By allowing ads to appear on this site, you support the local businesses who, in turn, support local journalism.
Rotary Club teams with Gates to fight polio
Waymon Hale, third from left, presents a facsimile of a check for $20,200 to Rotary International president John Germ at last Thursdays meeting. Pictured, from left, are past Rotary district governor Don Collette, local Rotary International Foundation chair Dr. Mike Roberts, Hale, Germ, Noon Rotary president Dr. Mike Netherton, and governor of Rotary District 6780 Fred Heitman.

Teaming with the Bill and Melinda Gates Foundation, members of The Rotary Club of McMinnville may be protecting more than 100,000 children from the scourge of polio, Rotary International president John Germ told the local civic organization last Thursday.

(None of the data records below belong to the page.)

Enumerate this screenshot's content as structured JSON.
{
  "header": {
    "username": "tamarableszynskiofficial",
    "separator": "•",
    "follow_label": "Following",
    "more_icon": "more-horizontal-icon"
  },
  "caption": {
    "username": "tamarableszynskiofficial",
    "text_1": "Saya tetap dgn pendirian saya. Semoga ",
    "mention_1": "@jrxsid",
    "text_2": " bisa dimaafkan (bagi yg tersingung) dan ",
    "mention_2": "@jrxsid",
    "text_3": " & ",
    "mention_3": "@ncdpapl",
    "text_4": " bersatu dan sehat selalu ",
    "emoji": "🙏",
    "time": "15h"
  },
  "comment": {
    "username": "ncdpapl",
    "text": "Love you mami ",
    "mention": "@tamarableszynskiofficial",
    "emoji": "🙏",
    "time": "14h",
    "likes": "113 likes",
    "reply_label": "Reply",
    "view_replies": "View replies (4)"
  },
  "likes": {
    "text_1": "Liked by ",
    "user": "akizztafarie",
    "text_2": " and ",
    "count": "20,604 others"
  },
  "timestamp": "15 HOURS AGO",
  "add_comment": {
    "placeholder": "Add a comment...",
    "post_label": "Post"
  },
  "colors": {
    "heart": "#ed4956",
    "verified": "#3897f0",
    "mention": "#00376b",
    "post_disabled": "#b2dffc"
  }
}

Noon Rotarians, responding to an appeal from longtime member Waymon Hale, donated $20,200 to the Rotary-led Polio Plus campaign.
Thanks to a 2-to-1 challenge grant offer from the Microsoft co-founder and his wife, the local donation blossoms into a gift totaling $60,600 to Rotary International’s signature project aimed at eradicating the polio virus from planet Earth. 
Hale announced two weeks ago he hoped to raise $10,000 in honor of Germ’s visit to McMinnville, but by the time the Rotarians wrote their checks his initiative soared well past the goal.
“With your donation and the match from the Gates Foundation, 101,000 children will not get polio,” said Germ, an engineer, after doing a quick calculation of the number of oral-drop inoculations the money would provide.
When Rotary leaders launched the polio eradication campaign in 1979, Germ said, they underestimated how long the effort would take and how much it would cost. But the campaign has learned many lessons as it grew, and is now administering the drops to some 400,000 children a year, despite adverse conditions in some parts of the world. 
Several Rotary-backed vaccinators have been murdered and many more threatened in areas controlled by religious fanatics who claim, contrary to all evidence, the Polio Plus campaign is actually a Western conspiracy to render their children infertile. 
Even in the United States, and a few other economically advanced nations, there are pockets of determined resistance to childhood immunizations of any sort. Some parents are convinced -- again, despite overwhelming proof -- that vaccinations recommended by medical and scientific experts can cause autism.
Robert F Kennedy Jr., nephew of former President John F. Kennedy, was invited by President Trump to lead a panel commissioned to study the safety and effectiveness of juvenile vaccines, including those against deadly and debilitating pathogens. Despite his influential position and prestigious family name, Kennedy has promoted anti-vaccination theories that have been thoroughly debunked and discredited by professional scientists and physician organizations.  
The British doctor who instigated the anti-vaccination furor was stripped of his medical license by the UK government, charging him with publishing faked studies linking immunization with autism.
After 37 years of work in every human-populated area in the world and after devoting $10 billion -- much of it from Rotarians and the Gates Foundation -- the menace of polio has nearly be extinguished, Germ said.
Last year there were 37 cases of polio worldwide. Sso far in 2017, only two cases have been confirmed, both in Afghanistan, where vaccinators struggle against superstition and terrorism to make sure every child receives the polio-killing liquid drops.